There’s a Better Way
A CoE offers an alternative solution. Rather than relying on individual specialists to execute the many moving parts of a digital campaign, we organize those specialists into a collaborative team, led by a credible leader, who is tasked with developing a world-class capability in digital marketing campaigns.
By working together, the members of the Center of Excellence are incentivized to develop efficient processes and best practices. They will:
- Identify core repeatable deliverables for the team
- Document process steps for each deliverable, including handoffs between team members
- Embed process steps in a workflow system
- Create time benchmarks for completing each deliverable
- Create a “single window” intake system for all requests
- Develop a governance process to ensure continuous improvement and accountability for creating value
As part of their mandate, the CoE team not only learns how to do things well, but they also document their knowledge with templates, checklists and learning programs so that these resources are accessible to all other marketing team members. Thus, they accelerate the firm’s digital maturity.
Other CoE Opportunities
Digital campaigns are just one marketing-related function that can benefit from a CoE approach. Another example, already in place at many law firms, are pitches and proposals.
Typically, we see a law firm proposals CoE staffed by a senior manager or director who is responsible for managing the end-to-end proposal process — from the initial client briefing, through the go/no-go decision, to bid strategy and pricing, document writing, and design and presentation coaching.

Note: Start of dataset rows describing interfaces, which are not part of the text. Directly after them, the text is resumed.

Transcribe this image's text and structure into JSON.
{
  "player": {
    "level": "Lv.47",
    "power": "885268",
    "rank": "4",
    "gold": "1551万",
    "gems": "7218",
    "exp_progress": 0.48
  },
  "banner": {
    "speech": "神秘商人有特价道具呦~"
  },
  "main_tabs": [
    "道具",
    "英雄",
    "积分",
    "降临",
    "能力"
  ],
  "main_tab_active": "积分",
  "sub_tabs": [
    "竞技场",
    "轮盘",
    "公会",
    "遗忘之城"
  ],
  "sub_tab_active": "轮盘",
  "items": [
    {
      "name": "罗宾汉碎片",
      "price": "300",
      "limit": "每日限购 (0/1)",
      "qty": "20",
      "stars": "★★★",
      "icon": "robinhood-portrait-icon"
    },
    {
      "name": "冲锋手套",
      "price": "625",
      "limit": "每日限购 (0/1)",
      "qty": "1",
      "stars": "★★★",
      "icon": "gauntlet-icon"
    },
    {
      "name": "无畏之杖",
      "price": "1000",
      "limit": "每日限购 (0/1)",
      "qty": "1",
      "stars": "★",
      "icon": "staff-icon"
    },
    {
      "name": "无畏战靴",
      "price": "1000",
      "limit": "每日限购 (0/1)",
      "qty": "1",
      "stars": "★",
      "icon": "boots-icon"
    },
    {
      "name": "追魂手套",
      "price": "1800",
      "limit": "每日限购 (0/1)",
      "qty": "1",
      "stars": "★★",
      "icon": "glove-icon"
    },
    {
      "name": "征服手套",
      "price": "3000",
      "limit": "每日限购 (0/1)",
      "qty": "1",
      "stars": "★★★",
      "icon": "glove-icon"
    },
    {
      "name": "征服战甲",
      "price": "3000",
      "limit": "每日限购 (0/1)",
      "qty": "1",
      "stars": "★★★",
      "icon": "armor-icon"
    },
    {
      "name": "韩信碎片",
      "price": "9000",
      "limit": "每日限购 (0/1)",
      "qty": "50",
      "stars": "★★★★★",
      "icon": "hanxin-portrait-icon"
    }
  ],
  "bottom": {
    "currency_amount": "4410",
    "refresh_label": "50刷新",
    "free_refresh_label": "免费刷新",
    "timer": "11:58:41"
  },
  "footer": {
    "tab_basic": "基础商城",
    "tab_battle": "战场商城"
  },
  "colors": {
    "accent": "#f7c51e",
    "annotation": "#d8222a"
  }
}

In addition to doing the work, the proposals CoE develops an efficient, repeatable process, creates standardized language and makes it accessible via a proposal generation tool. The proposal CoE raises the whole firm’s capability to respond to proposals and increases its win rate.
Data analytics is another potential candidate for a CoE. In my experience, analytics are a nascent capability in most law firms — something handled off the side of a manager’s desk. With data becoming more and more critical to business decisions — not just in marketing, but throughout the business of law — the need for advanced analytics skills is growing rapidly. There’s a potential business case for a data analytics CoE that provides analytical insights to all the firm’s business services functions and attorneys.
CoE Success Factors
If you’re wondering whether the CoE approach is right for your firm, consider the following five criteria:
- A CoE aims to build excellent capability inside the organization, not by purchasing outside expertise. Once built, this capability becomes part of the firm’s assets and needs to be maintained and enhanced over time.
- The capability you want to build must have a limited, well-defined scope. It must be outward, preferably client-facing, and not aimed solely at running internal processes more efficiently or cheaply.
- A CoE does not do business as usual. You should expect your CoE leader to push for continuous improvement beyond basic performance metrics.
- A successful CoE is process driven. It focuses on generating business value, supported by strong, well-documented business processes, outcome-based planning and ROI measurement.
- A CoE needs strong sponsorship at the senior executive level. Don’t consider starting the process without buy-in from the managing partner, CEO or COO.
In summary, a CoE is not for every law firm marketing team. However, if your firm needs to rapidly and sustainably improve performance in a particular marketing or business development discipline, a CoE could be a great fit.
Kathryn Whitaker is director of recruitment and strategy consulting at Calibrate Legal. During the 15 years Kathryn spent in-house at law firms, she worked closely with firm management and practice group leaders to develop and implement marketing and business development plans.